Task objective |
Once the images are removed, set down everything else in the listing below exactly.

*** Begin section ***

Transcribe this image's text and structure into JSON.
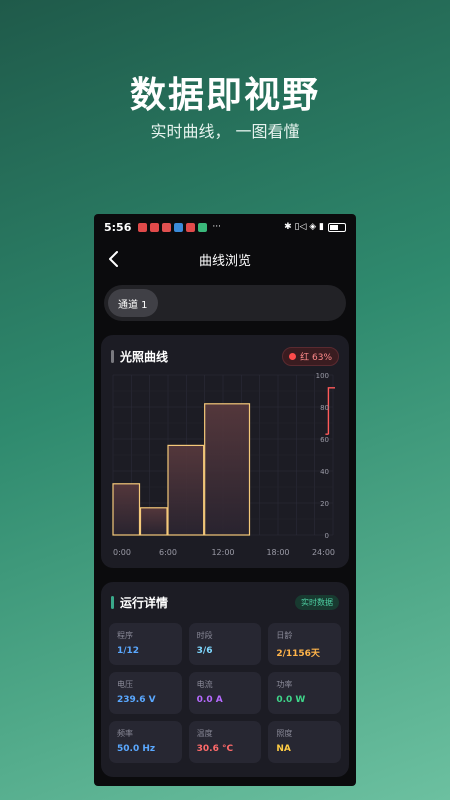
{
  "promo": {
    "title": "数据即视野",
    "subtitle": "实时曲线， 一图看懂"
  },
  "status": {
    "time": "5:56",
    "more": "···",
    "right_icons": "✱ ▯◁ ◈ ▮",
    "dot_colors": [
      "#e04a4a",
      "#e04a4a",
      "#e05050",
      "#3a8ad8",
      "#e04a4a",
      "#3ab87a"
    ]
  },
  "nav": {
    "title": "曲线浏览"
  },
  "channels": [
    {
      "label": "通道 1",
      "selected": true
    }
  ],
  "chart_card": {
    "title": "光照曲线",
    "legend_label": "红 63%",
    "legend_color": "#ff4b4b"
  },
  "chart_data": {
    "type": "bar",
    "series": [
      {
        "name": "红",
        "percent": 63
      }
    ],
    "bars": [
      {
        "start": 0,
        "end": 3,
        "value": 32
      },
      {
        "start": 3,
        "end": 6,
        "value": 17
      },
      {
        "start": 6,
        "end": 10,
        "value": 56
      },
      {
        "start": 10,
        "end": 15,
        "value": 82
      },
      {
        "start": 15,
        "end": 24,
        "value": 0
      }
    ],
    "red_level": {
      "start": 23.5,
      "value": 63,
      "peak": 92
    },
    "x_ticks": [
      "0:00",
      "6:00",
      "12:00",
      "18:00",
      "24:00"
    ],
    "x_tick_values": [
      0,
      6,
      12,
      18,
      24
    ],
    "y_ticks": [
      "0",
      "20",
      "40",
      "60",
      "80",
      "100"
    ],
    "y_tick_values": [
      0,
      20,
      40,
      60,
      80,
      100
    ],
    "xlim": [
      0,
      24
    ],
    "ylim": [
      0,
      100
    ],
    "grid": true,
    "bar_color": "#f5c97a",
    "red_color": "#ff5a5a"
  },
  "ops_card": {
    "title": "运行详情",
    "badge": "实时数据",
    "tiles": [
      {
        "label": "程序",
        "value": "1/12",
        "color": "#5aa8ff"
      },
      {
        "label": "时段",
        "value": "3/6",
        "color": "#7fd8ff"
      },
      {
        "label": "日龄",
        "value": "2/1156天",
        "color": "#ffb44a"
      },
      {
        "label": "电压",
        "value": "239.6 V",
        "color": "#5aa8ff"
      },
      {
        "label": "电流",
        "value": "0.0 A",
        "color": "#b66bff"
      },
      {
        "label": "功率",
        "value": "0.0 W",
        "color": "#3fd68a"
      },
      {
        "label": "频率",
        "value": "50.0 Hz",
        "color": "#5aa8ff"
      },
      {
        "label": "温度",
        "value": "30.6 °C",
        "color": "#ff6a6a"
      },
      {
        "label": "照度",
        "value": "NA",
        "color": "#ffcc44"
      }
    ]
  }
}
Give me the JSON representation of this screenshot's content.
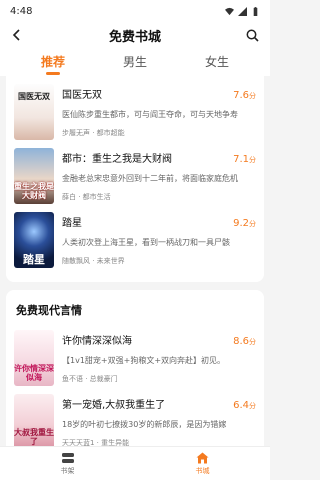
{
  "status": {
    "time": "4:48"
  },
  "header": {
    "title": "免费书城"
  },
  "tabs": [
    {
      "label": "推荐",
      "active": true
    },
    {
      "label": "男生",
      "active": false
    },
    {
      "label": "女生",
      "active": false
    }
  ],
  "recommend_books": [
    {
      "title": "国医无双",
      "score": "7.6",
      "unit": "分",
      "desc": "医仙陈步重生都市，可与阎王夺命，可与天地争寿",
      "meta": "步履无声 · 都市超能",
      "cover_text": "国医无双"
    },
    {
      "title": "都市：重生之我是大财阀",
      "score": "7.1",
      "unit": "分",
      "desc": "金融老总宋忠意外回到十二年前，将面临家庭危机",
      "meta": "薛白 · 都市生活",
      "cover_text": "重生之我是大财阀"
    },
    {
      "title": "踏星",
      "score": "9.2",
      "unit": "分",
      "desc": "人类初次登上海王星，看到一柄战刀和一具尸骸",
      "meta": "随散飘风 · 未来世界",
      "cover_text": "踏星"
    }
  ],
  "section": {
    "title": "免费现代言情"
  },
  "romance_books": [
    {
      "title": "许你情深深似海",
      "score": "8.6",
      "unit": "分",
      "desc": "【1v1甜宠+双强+狗粮文+双向奔赴】初见。",
      "meta": "鱼不语 · 总裁豪门",
      "cover_text": "许你情深深似海"
    },
    {
      "title": "第一宠婚,大叔我重生了",
      "score": "6.4",
      "unit": "分",
      "desc": "18岁的叶初七撩拨30岁的新郎辰，是因为错嫁",
      "meta": "天天天蓝1 · 重生异能",
      "cover_text": "大叔我重生了"
    }
  ],
  "bottom_nav": [
    {
      "label": "书架",
      "active": false
    },
    {
      "label": "书城",
      "active": true
    }
  ],
  "colors": {
    "accent": "#f47a1f"
  }
}
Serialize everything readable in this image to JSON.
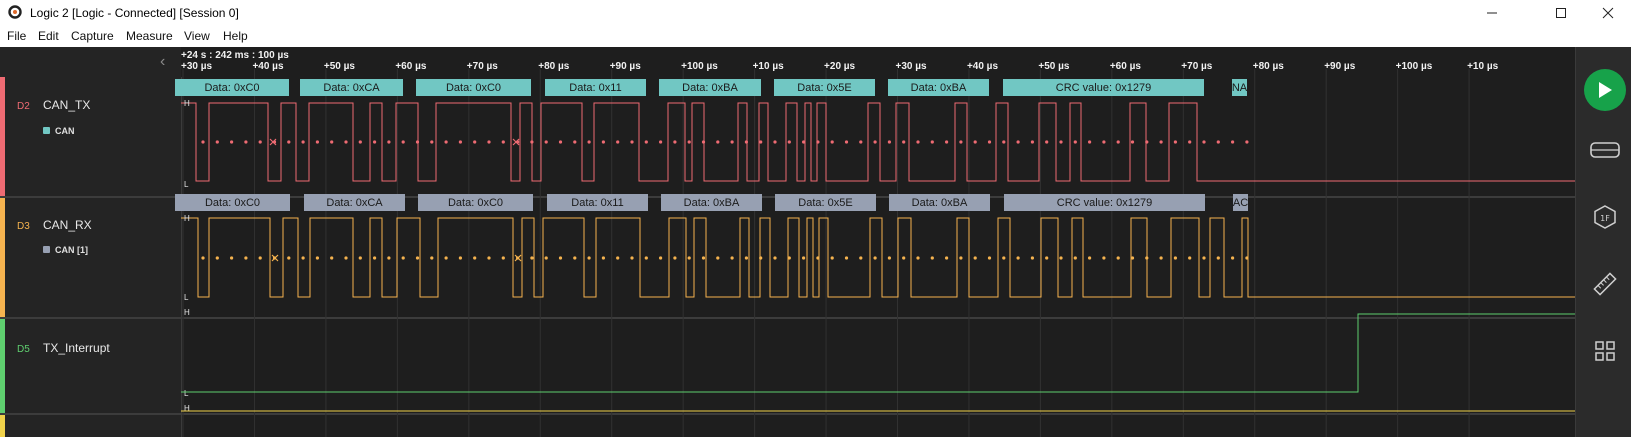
{
  "window": {
    "title": "Logic 2 [Logic - Connected] [Session 0]"
  },
  "menu": [
    "File",
    "Edit",
    "Capture",
    "Measure",
    "View",
    "Help"
  ],
  "timeline": {
    "base": "+24 s : 242 ms : 100 µs",
    "ticks": [
      "+30 µs",
      "+40 µs",
      "+50 µs",
      "+60 µs",
      "+70 µs",
      "+80 µs",
      "+90 µs",
      "+100 µs",
      "+10 µs",
      "+20 µs",
      "+30 µs",
      "+40 µs",
      "+50 µs",
      "+60 µs",
      "+70 µs",
      "+80 µs",
      "+90 µs",
      "+100 µs",
      "+10 µs"
    ]
  },
  "channels": [
    {
      "id": "D2",
      "name": "CAN_TX",
      "color": "#ef6b73",
      "analyzer": "CAN",
      "analyzer_color": "#71c7c3"
    },
    {
      "id": "D3",
      "name": "CAN_RX",
      "color": "#f5b34f",
      "analyzer": "CAN [1]",
      "analyzer_color": "#97a0b2"
    },
    {
      "id": "D5",
      "name": "TX_Interrupt",
      "color": "#5fcf6f"
    }
  ],
  "annotations_tx": [
    "Data: 0xC0",
    "Data: 0xCA",
    "Data: 0xC0",
    "Data: 0x11",
    "Data: 0xBA",
    "Data: 0x5E",
    "Data: 0xBA",
    "CRC value: 0x1279",
    "NA"
  ],
  "annotations_rx": [
    "Data: 0xC0",
    "Data: 0xCA",
    "Data: 0xC0",
    "Data: 0x11",
    "Data: 0xBA",
    "Data: 0x5E",
    "Data: 0xBA",
    "CRC value: 0x1279",
    "AC"
  ],
  "level_labels": {
    "high": "H",
    "low": "L"
  },
  "sidebar": [
    "play-icon",
    "analyzers-icon",
    "extensions-icon",
    "measure-icon",
    "layout-icon"
  ]
}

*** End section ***

Exercise response |
Transcribe this image's text and structure into JSON.
{
  "promo": {
    "title": "数据即视野",
    "subtitle": "实时曲线， 一图看懂"
  },
  "status": {
    "time": "5:56",
    "more": "···",
    "right_icons": "✱ ▯◁ ◈ ▮",
    "dot_colors": [
      "#e04a4a",
      "#e04a4a",
      "#e05050",
      "#3a8ad8",
      "#e04a4a",
      "#3ab87a"
    ]
  },
  "nav": {
    "title": "曲线浏览"
  },
  "channels": [
    {
      "label": "通道 1",
      "selected": true
    }
  ],
  "chart_card": {
    "title": "光照曲线",
    "legend_label": "红 63%",
    "legend_color": "#ff4b4b"
  },
  "chart_data": {
    "type": "bar",
    "series": [
      {
        "name": "红",
        "percent": 63
      }
    ],
    "bars": [
      {
        "start": 0,
        "end": 3,
        "value": 32
      },
      {
        "start": 3,
        "end": 6,
        "value": 17
      },
      {
        "start": 6,
        "end": 10,
        "value": 56
      },
      {
        "start": 10,
        "end": 15,
        "value": 82
      },
      {
        "start": 15,
        "end": 24,
        "value": 0
      }
    ],
    "red_level": {
      "start": 23.5,
      "value": 63,
      "peak": 92
    },
    "x_ticks": [
      "0:00",
      "6:00",
      "12:00",
      "18:00",
      "24:00"
    ],
    "x_tick_values": [
      0,
      6,
      12,
      18,
      24
    ],
    "y_ticks": [
      "0",
      "20",
      "40",
      "60",
      "80",
      "100"
    ],
    "y_tick_values": [
      0,
      20,
      40,
      60,
      80,
      100
    ],
    "xlim": [
      0,
      24
    ],
    "ylim": [
      0,
      100
    ],
    "grid": true,
    "bar_color": "#f5c97a",
    "red_color": "#ff5a5a"
  },
  "ops_card": {
    "title": "运行详情",
    "badge": "实时数据",
    "tiles": [
      {
        "label": "程序",
        "value": "1/12",
        "color": "#5aa8ff"
      },
      {
        "label": "时段",
        "value": "3/6",
        "color": "#7fd8ff"
      },
      {
        "label": "日龄",
        "value": "2/1156天",
        "color": "#ffb44a"
      },
      {
        "label": "电压",
        "value": "239.6 V",
        "color": "#5aa8ff"
      },
      {
        "label": "电流",
        "value": "0.0 A",
        "color": "#b66bff"
      },
      {
        "label": "功率",
        "value": "0.0 W",
        "color": "#3fd68a"
      },
      {
        "label": "频率",
        "value": "50.0 Hz",
        "color": "#5aa8ff"
      },
      {
        "label": "温度",
        "value": "30.6 °C",
        "color": "#ff6a6a"
      },
      {
        "label": "照度",
        "value": "NA",
        "color": "#ffcc44"
      }
    ]
  }
}
Give me the JSON representation of this screenshot's content.
{
  "status": {
    "time": "4:48"
  },
  "header": {
    "title": "免费书城"
  },
  "tabs": [
    {
      "label": "推荐",
      "active": true
    },
    {
      "label": "男生",
      "active": false
    },
    {
      "label": "女生",
      "active": false
    }
  ],
  "recommend_books": [
    {
      "title": "国医无双",
      "score": "7.6",
      "unit": "分",
      "desc": "医仙陈步重生都市，可与阎王夺命，可与天地争寿",
      "meta": "步履无声 · 都市超能",
      "cover_text": "国医无双"
    },
    {
      "title": "都市：重生之我是大财阀",
      "score": "7.1",
      "unit": "分",
      "desc": "金融老总宋忠意外回到十二年前，将面临家庭危机",
      "meta": "薛白 · 都市生活",
      "cover_text": "重生之我是大财阀"
    },
    {
      "title": "踏星",
      "score": "9.2",
      "unit": "分",
      "desc": "人类初次登上海王星，看到一柄战刀和一具尸骸",
      "meta": "随散飘风 · 未来世界",
      "cover_text": "踏星"
    }
  ],
  "section": {
    "title": "免费现代言情"
  },
  "romance_books": [
    {
      "title": "许你情深深似海",
      "score": "8.6",
      "unit": "分",
      "desc": "【1v1甜宠+双强+狗粮文+双向奔赴】初见。",
      "meta": "鱼不语 · 总裁豪门",
      "cover_text": "许你情深深似海"
    },
    {
      "title": "第一宠婚,大叔我重生了",
      "score": "6.4",
      "unit": "分",
      "desc": "18岁的叶初七撩拨30岁的新郎辰，是因为错嫁",
      "meta": "天天天蓝1 · 重生异能",
      "cover_text": "大叔我重生了"
    }
  ],
  "bottom_nav": [
    {
      "label": "书架",
      "active": false
    },
    {
      "label": "书城",
      "active": true
    }
  ],
  "colors": {
    "accent": "#f47a1f"
  }
}
Serialize everything readable in this image to JSON.
{
  "window": {
    "title": "Logic 2 [Logic - Connected] [Session 0]"
  },
  "menu": [
    "File",
    "Edit",
    "Capture",
    "Measure",
    "View",
    "Help"
  ],
  "timeline": {
    "base": "+24 s : 242 ms : 100 µs",
    "ticks": [
      "+30 µs",
      "+40 µs",
      "+50 µs",
      "+60 µs",
      "+70 µs",
      "+80 µs",
      "+90 µs",
      "+100 µs",
      "+10 µs",
      "+20 µs",
      "+30 µs",
      "+40 µs",
      "+50 µs",
      "+60 µs",
      "+70 µs",
      "+80 µs",
      "+90 µs",
      "+100 µs",
      "+10 µs"
    ]
  },
  "channels": [
    {
      "id": "D2",
      "name": "CAN_TX",
      "color": "#ef6b73",
      "analyzer": "CAN",
      "analyzer_color": "#71c7c3"
    },
    {
      "id": "D3",
      "name": "CAN_RX",
      "color": "#f5b34f",
      "analyzer": "CAN [1]",
      "analyzer_color": "#97a0b2"
    },
    {
      "id": "D5",
      "name": "TX_Interrupt",
      "color": "#5fcf6f"
    }
  ],
  "annotations_tx": [
    "Data: 0xC0",
    "Data: 0xCA",
    "Data: 0xC0",
    "Data: 0x11",
    "Data: 0xBA",
    "Data: 0x5E",
    "Data: 0xBA",
    "CRC value: 0x1279",
    "NA"
  ],
  "annotations_rx": [
    "Data: 0xC0",
    "Data: 0xCA",
    "Data: 0xC0",
    "Data: 0x11",
    "Data: 0xBA",
    "Data: 0x5E",
    "Data: 0xBA",
    "CRC value: 0x1279",
    "AC"
  ],
  "level_labels": {
    "high": "H",
    "low": "L"
  },
  "sidebar": [
    "play-icon",
    "analyzers-icon",
    "extensions-icon",
    "measure-icon",
    "layout-icon"
  ]
}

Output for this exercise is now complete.